Your instructions
Could you find every line in the entries below that holds the word "haircuts" and copy it?

Provided records
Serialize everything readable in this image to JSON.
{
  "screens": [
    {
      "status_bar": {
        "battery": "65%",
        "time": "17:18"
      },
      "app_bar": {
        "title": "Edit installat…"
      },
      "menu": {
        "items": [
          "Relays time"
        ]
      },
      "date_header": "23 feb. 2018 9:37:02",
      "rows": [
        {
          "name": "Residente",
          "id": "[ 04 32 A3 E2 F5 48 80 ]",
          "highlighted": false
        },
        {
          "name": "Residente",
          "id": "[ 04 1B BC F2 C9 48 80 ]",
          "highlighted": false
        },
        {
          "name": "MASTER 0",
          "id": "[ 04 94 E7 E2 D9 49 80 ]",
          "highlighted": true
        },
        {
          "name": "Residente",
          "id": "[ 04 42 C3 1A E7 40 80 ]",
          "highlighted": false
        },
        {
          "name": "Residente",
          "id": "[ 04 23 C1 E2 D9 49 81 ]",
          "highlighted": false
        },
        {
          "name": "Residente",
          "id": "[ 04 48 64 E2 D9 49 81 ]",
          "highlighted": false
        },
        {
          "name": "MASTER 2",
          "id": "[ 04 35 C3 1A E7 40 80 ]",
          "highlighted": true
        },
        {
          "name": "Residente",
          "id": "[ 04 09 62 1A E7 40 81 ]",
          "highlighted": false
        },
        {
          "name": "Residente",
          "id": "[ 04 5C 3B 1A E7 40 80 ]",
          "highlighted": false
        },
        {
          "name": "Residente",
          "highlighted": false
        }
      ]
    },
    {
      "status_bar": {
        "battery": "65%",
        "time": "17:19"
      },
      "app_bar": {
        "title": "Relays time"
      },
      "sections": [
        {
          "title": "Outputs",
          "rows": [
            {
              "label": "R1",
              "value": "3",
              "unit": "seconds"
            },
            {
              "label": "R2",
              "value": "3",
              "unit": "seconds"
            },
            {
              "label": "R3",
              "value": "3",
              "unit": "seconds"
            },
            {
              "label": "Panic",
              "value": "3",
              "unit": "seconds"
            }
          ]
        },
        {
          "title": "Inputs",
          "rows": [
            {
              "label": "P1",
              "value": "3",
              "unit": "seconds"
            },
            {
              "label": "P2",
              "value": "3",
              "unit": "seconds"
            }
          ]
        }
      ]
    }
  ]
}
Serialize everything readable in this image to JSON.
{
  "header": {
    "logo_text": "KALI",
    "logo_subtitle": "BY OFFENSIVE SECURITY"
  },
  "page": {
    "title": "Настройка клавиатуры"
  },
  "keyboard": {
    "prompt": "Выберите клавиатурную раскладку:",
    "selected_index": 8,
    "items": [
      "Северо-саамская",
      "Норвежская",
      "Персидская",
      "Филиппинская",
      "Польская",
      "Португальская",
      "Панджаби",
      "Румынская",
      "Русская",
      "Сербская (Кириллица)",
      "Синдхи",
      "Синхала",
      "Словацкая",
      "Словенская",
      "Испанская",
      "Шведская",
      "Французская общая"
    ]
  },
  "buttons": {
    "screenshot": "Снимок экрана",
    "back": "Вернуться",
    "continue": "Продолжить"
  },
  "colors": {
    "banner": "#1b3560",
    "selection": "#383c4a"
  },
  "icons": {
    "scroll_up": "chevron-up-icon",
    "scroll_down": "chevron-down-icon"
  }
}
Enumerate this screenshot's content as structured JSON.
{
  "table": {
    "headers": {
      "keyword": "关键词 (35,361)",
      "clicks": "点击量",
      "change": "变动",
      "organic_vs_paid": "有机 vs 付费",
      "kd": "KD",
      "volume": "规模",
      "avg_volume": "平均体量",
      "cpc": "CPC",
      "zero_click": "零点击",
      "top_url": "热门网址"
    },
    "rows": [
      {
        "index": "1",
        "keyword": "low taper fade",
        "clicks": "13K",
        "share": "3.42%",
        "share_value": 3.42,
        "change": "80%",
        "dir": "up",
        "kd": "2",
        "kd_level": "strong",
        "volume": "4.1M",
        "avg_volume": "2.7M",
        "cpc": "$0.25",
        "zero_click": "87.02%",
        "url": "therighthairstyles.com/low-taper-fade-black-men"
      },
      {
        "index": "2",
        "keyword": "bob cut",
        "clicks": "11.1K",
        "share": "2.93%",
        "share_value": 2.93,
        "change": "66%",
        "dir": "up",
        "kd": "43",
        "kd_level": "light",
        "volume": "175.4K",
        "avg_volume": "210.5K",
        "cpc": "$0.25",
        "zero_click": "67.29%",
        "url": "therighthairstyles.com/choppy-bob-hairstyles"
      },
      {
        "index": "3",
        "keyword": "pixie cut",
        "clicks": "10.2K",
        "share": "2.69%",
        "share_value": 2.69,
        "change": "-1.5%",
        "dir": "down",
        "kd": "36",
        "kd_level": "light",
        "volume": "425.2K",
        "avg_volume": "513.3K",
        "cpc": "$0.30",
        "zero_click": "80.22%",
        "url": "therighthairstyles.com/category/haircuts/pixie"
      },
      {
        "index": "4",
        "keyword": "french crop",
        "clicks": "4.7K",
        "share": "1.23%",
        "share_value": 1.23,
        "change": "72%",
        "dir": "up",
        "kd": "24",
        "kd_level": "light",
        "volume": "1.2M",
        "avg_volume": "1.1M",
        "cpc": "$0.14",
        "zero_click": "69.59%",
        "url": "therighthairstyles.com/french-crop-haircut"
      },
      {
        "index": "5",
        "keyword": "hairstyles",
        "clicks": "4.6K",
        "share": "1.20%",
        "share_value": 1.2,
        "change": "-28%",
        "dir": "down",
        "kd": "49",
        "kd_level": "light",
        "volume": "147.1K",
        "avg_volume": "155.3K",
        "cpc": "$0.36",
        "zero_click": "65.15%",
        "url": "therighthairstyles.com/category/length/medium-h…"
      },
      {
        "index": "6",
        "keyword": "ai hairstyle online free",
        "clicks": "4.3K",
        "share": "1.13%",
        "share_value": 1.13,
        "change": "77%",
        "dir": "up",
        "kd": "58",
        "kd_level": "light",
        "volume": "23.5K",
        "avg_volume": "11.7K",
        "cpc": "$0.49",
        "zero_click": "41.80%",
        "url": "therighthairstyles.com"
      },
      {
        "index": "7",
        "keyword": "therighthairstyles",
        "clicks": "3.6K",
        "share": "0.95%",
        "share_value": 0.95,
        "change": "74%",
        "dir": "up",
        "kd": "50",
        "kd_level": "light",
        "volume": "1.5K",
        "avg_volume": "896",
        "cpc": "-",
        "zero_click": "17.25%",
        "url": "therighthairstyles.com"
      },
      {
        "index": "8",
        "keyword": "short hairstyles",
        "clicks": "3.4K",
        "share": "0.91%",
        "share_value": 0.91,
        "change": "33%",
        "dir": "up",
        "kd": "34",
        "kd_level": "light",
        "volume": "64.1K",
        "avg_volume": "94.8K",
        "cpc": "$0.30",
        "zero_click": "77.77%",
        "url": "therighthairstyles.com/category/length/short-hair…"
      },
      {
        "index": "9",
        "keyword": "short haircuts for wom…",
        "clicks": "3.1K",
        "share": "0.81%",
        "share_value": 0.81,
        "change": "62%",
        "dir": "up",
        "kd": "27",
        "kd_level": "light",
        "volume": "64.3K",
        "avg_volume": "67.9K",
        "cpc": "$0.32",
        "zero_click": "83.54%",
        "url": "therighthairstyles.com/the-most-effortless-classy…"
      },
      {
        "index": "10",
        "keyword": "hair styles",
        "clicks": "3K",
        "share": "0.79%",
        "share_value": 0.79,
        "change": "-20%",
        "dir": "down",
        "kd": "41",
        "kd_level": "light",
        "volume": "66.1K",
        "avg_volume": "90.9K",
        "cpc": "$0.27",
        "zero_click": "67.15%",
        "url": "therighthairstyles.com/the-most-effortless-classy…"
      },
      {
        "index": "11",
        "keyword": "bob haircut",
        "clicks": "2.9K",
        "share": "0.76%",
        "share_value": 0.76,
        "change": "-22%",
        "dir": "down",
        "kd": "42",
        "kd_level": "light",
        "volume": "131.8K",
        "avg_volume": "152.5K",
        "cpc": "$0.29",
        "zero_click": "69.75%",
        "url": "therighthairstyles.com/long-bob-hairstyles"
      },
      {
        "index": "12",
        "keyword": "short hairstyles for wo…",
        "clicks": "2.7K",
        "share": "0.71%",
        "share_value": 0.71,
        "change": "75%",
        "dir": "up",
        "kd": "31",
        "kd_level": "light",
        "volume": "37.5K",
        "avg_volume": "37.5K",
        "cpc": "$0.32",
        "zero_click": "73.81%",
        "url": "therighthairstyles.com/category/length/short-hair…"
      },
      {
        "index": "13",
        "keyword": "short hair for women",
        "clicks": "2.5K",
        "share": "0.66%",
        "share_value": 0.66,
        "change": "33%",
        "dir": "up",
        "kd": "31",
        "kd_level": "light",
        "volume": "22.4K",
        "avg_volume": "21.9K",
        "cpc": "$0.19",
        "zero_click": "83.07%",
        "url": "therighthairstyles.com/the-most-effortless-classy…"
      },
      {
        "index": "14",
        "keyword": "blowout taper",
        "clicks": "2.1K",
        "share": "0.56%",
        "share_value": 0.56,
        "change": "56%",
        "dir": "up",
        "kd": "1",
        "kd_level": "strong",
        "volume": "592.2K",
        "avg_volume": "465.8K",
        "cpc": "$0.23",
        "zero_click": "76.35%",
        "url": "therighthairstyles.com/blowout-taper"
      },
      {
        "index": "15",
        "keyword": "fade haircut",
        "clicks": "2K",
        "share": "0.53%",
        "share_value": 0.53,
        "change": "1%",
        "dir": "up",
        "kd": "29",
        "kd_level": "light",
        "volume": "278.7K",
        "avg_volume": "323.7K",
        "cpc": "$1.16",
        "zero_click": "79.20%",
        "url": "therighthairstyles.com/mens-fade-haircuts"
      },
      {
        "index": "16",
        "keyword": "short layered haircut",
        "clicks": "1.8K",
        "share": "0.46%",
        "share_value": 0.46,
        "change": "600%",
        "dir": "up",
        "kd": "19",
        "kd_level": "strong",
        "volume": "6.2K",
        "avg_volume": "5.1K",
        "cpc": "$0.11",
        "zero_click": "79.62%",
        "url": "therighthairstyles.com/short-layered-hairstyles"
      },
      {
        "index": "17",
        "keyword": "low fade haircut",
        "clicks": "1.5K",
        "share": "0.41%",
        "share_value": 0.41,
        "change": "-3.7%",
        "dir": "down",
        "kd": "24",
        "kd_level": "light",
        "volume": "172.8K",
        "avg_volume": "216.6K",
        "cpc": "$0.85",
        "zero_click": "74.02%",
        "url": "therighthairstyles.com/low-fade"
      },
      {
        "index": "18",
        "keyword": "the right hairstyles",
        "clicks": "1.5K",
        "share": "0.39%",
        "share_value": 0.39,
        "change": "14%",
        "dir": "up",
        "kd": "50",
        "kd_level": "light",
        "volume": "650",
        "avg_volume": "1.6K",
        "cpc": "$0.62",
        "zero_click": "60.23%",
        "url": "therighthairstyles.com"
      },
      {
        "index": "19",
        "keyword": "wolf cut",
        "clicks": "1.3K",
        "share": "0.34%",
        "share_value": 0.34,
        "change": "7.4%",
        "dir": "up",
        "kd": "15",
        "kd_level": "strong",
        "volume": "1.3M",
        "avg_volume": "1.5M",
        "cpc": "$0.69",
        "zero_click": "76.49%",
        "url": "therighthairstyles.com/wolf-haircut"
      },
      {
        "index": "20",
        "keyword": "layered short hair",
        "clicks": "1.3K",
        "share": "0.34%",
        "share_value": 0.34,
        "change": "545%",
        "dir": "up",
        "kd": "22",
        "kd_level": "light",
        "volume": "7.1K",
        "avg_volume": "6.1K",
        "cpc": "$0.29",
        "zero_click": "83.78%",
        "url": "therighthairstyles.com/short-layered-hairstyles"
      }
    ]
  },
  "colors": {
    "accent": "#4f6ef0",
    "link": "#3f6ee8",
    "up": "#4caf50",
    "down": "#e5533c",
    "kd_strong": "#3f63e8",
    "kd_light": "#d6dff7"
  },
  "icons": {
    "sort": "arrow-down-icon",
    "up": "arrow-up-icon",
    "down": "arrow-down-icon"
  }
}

Solution for this task
        "url": "therighthairstyles.com/category/haircuts/pixie"
        "keyword": "short haircuts for wom…",
        "url": "therighthairstyles.com/mens-fade-haircuts"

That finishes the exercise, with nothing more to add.